  1. The entire checklist comes into play during the final phase of writing. The children use this to evaluate their final piece and use it to edit and improve their work before publishing.

 

Handwriting

EYFS

The gross and fine motor control needed for writing, hand-eye co-ordination and vocabulary of movement are initially promoted through activities such as dough disco and ‘scribble while you wiggle,’ as well as many opportunities to make marks using a wide range of brushes, pens and pencils.  Correct letter formation is modelled from the start using RWI ditties and pictures as memory aids. In the spring term all letters are taught and practised in handwriting ‘families.’ Details are shared with parents via the home-school link book. In the summer term all children are encouraged to develop an effective pencil grip, sit at a table and write on lined paper.

Y1

In Y1 correct letter formation is taught and practised in handwriting ‘families.’   Handwriting is linked closely to spelling practice and phonics.

Y2-Y6

Handwriting is taught using the Pen Pals scheme from Y2 to Y6.  There are two discreet 15 minute handwriting lessons per week.  Children first learn to join letters in Y2.  In Y3 children move from using pencils to pens.

  

Spelling

EYFS

  • In EYFS there is a daily phonics lesson.
  • Phases 2 and 3 of ‘Letters and Sounds’ provide the basis for systematic synthetic phonics.
  • Children are taught to segment words by listening for sounds in order.
  • Common exception words from Phase 2 and Phase 3 are taught as whole words.
  • Our school non-negotiable words are taught and practised regularly.

 

Y1

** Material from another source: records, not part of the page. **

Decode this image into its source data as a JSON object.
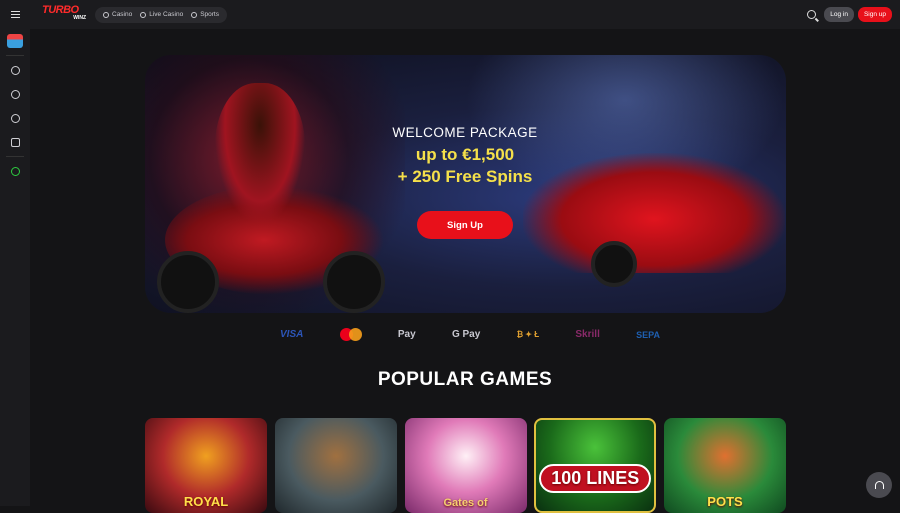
{
  "header": {
    "logo_text": "TURBO",
    "logo_sub": "WINZ",
    "nav": [
      {
        "label": "Casino",
        "icon": "casino-chip-icon"
      },
      {
        "label": "Live Casino",
        "icon": "live-broadcast-icon"
      },
      {
        "label": "Sports",
        "icon": "sports-ball-icon"
      }
    ],
    "login_label": "Log in",
    "signup_label": "Sign up"
  },
  "sidebar": {
    "items": [
      "promotions-icon",
      "casino-chip-icon",
      "live-broadcast-icon",
      "soccer-ball-icon",
      "gamepad-icon",
      "support-headset-icon"
    ]
  },
  "hero": {
    "subtitle": "WELCOME PACKAGE",
    "line1": "up to €1,500",
    "line2": "+ 250 Free Spins",
    "cta_label": "Sign Up"
  },
  "payments": {
    "visa": "VISA",
    "applepay": "Pay",
    "gpay": "G Pay",
    "crypto": "₿ ✦ Ł",
    "skrill": "Skrill",
    "sepa": "SEPA"
  },
  "section_title": "POPULAR GAMES",
  "games": [
    {
      "title": "ROYAL"
    },
    {
      "title": ""
    },
    {
      "title": "Gates of"
    },
    {
      "title": "100 LINES"
    },
    {
      "title": "POTS"
    }
  ],
  "colors": {
    "accent": "#e8101a",
    "bonus_text": "#f5e04a",
    "background": "#141416"
  }
}
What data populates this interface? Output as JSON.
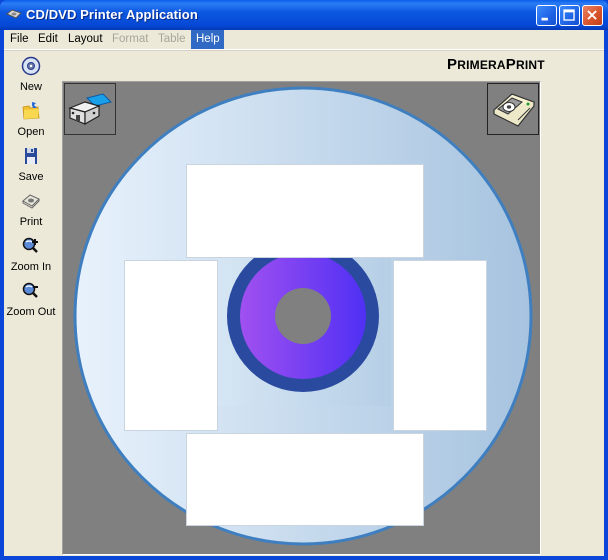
{
  "window": {
    "title": "CD/DVD Printer Application",
    "controls": [
      "minimize",
      "maximize",
      "close"
    ]
  },
  "menubar": {
    "items": [
      {
        "label": "File",
        "enabled": true
      },
      {
        "label": "Edit",
        "enabled": true
      },
      {
        "label": "Layout",
        "enabled": true
      },
      {
        "label": "Format",
        "enabled": false
      },
      {
        "label": "Table",
        "enabled": false
      },
      {
        "label": "Help",
        "enabled": true,
        "highlighted": true
      }
    ]
  },
  "toolbar": {
    "items": [
      {
        "label": "New",
        "icon": "cd-disc-icon"
      },
      {
        "label": "Open",
        "icon": "open-folder-icon"
      },
      {
        "label": "Save",
        "icon": "floppy-disk-icon"
      },
      {
        "label": "Print",
        "icon": "printer-icon"
      },
      {
        "label": "Zoom In",
        "icon": "zoom-in-icon"
      },
      {
        "label": "Zoom Out",
        "icon": "zoom-out-icon"
      }
    ]
  },
  "brand": {
    "part1_cap": "P",
    "part1_rest": "RIMERA",
    "part2_cap": "P",
    "part2_rest": "RINT"
  },
  "canvas": {
    "left_button_icon": "disc-tray-eject-icon",
    "right_button_icon": "disc-printer-icon",
    "disc": {
      "text_boxes": [
        "top",
        "left",
        "right",
        "bottom"
      ],
      "colors": {
        "canvas_bg": "#808080",
        "disc_edge": "#3f7fc0",
        "disc_fill_light": "#e6f0fa",
        "disc_fill_dark": "#a7c4e0",
        "hub_ring": "#2a4aa0",
        "hub_fill_left": "#9950f0",
        "hub_fill_right": "#5530f0",
        "hole": "#808080"
      }
    }
  }
}
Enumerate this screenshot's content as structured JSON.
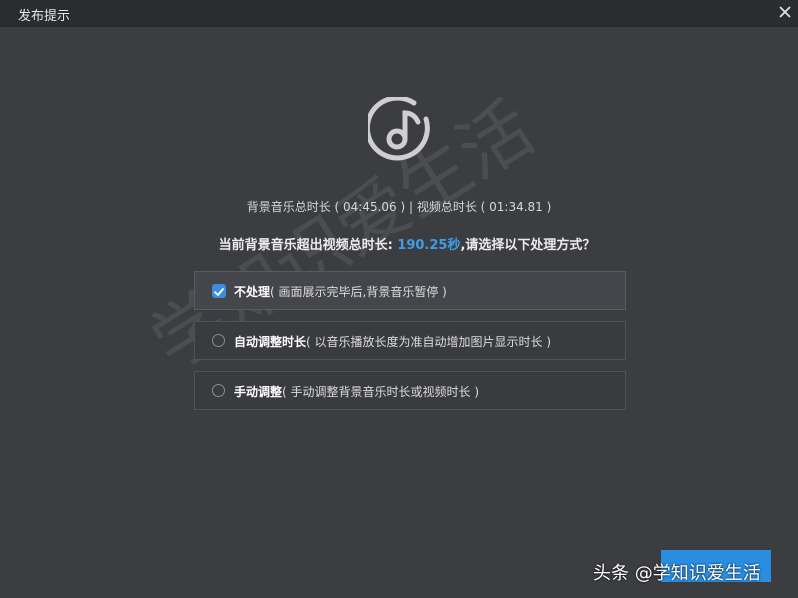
{
  "window": {
    "title": "发布提示",
    "close_icon": "close-icon"
  },
  "main": {
    "icon": "music-note-icon",
    "durations_text": "背景音乐总时长 ( 04:45.06 ) | 视频总时长 ( 01:34.81 )",
    "question_prefix": "当前背景音乐超出视频总时长: ",
    "question_highlight": "190.25秒",
    "question_suffix": ",请选择以下处理方式？",
    "highlight_color": "#3f9de8"
  },
  "options": [
    {
      "title": "不处理",
      "desc": "( 画面展示完毕后,背景音乐暂停 )",
      "selected": true
    },
    {
      "title": "自动调整时长",
      "desc": "( 以音乐播放长度为准自动增加图片显示时长 )",
      "selected": false
    },
    {
      "title": "手动调整",
      "desc": "( 手动调整背景音乐时长或视频时长 )",
      "selected": false
    }
  ],
  "footer": {
    "confirm_label": "",
    "watermark_text": "头条 @学知识爱生活"
  },
  "diagonal_watermark": "学知识爱生活",
  "colors": {
    "background": "#3c3d41",
    "titlebar": "#2b2c2f",
    "accent": "#2a8de0"
  }
}
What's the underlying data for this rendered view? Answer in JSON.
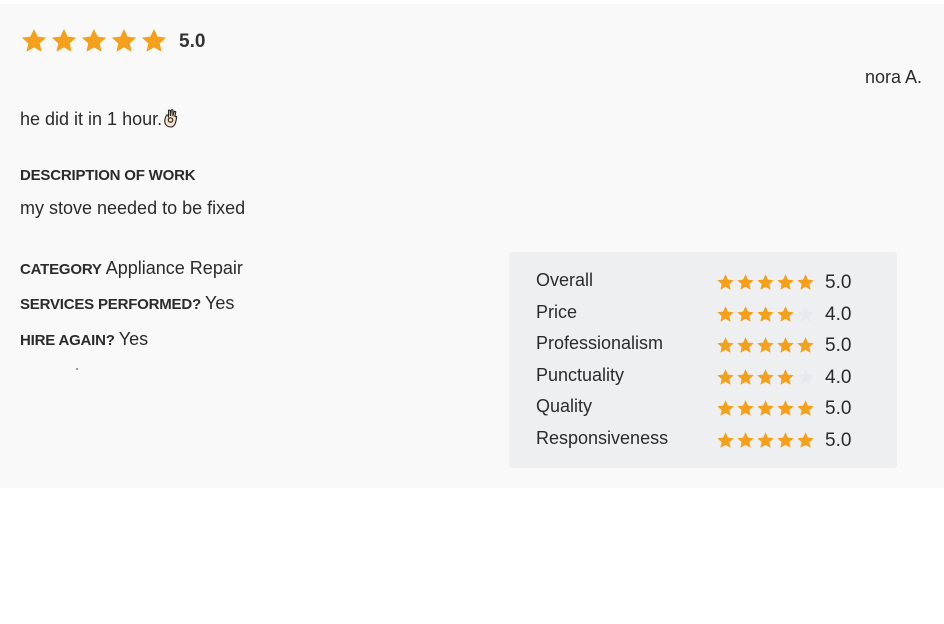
{
  "colors": {
    "star_filled": "#f5a01a",
    "star_empty": "#e8e9ec",
    "card_bg": "#f9f9fa",
    "ratings_bg": "#eeeff1"
  },
  "review": {
    "overall_stars": 5,
    "overall_score": "5.0",
    "reviewer": "nora A.",
    "text": "he did it in 1 hour.",
    "emoji_icon": "ok-hand-icon"
  },
  "description": {
    "label": "DESCRIPTION OF WORK",
    "text": "my stove needed to be fixed"
  },
  "details": [
    {
      "label": "CATEGORY",
      "value": "Appliance Repair"
    },
    {
      "label": "SERVICES PERFORMED?",
      "value": "Yes"
    },
    {
      "label": "HIRE AGAIN?",
      "value": "Yes"
    }
  ],
  "ratings": [
    {
      "label": "Overall",
      "stars": 5,
      "value": "5.0"
    },
    {
      "label": "Price",
      "stars": 4,
      "value": "4.0"
    },
    {
      "label": "Professionalism",
      "stars": 5,
      "value": "5.0"
    },
    {
      "label": "Punctuality",
      "stars": 4,
      "value": "4.0"
    },
    {
      "label": "Quality",
      "stars": 5,
      "value": "5.0"
    },
    {
      "label": "Responsiveness",
      "stars": 5,
      "value": "5.0"
    }
  ]
}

  • In Y1 there is a daily phonics lesson.
  • Phases 4 and 5 of ‘Letters and Sounds’ provide the basis for systematic synthetic phonics.
  • Common exception words from Phase 4 and Phase 5 are taught as whole words.
  • Our school non-negotiable words are taught and practised regularly.
  • A list of spellings is sent home and tested each week.

 

Y2-Y6

  • From Y2 to Y6 there is a discreet spelling lesson four times per week.
  • The Spelling Shed scheme is used from Y2 to Y6.
  • In Y3 and Y4 the autumn term is used to revisit Phase 5 of Letters and Sounds in order to move the children away from phonetic spelling and to develop visual spelling strategies.
  • Words from the National Curriculum English word list for Y3 and 4 are divided between the two year groups, linked, where possible, to the spelling patterns being studied and practised regularly.
  • Words from the National Curriculum English word lists for Y5 and 6 are taught in the summer term of Y5 and revised in Y6. Our school non-negotiable words are taught and practised regularly.
  • A list of spellings is sent home and tested each week.

Punctuation and Grammar

The English long term plan identifies the grammar and punctuation for each year group.  These are linked effectively to each unit of work.  This enables grammar to be firmly embedded in the teaching of writing genres.

Writing Expectations

Expectations for writing presentation are displayed in the front of each child’s writing book.

All phases of the writing process are in the writing book. If a piece of work is chosen for display, then a photocopy must be placed in the book.

Each unit of work is usually no more than two weeks long.

All green marking is acted upon by the child. 

Non-negotiable spellings are picked up every single time

All children have a pen as soon as they are ready in Y3. Only school pens are used.

Date and WALT are underlined in pen with a ruler.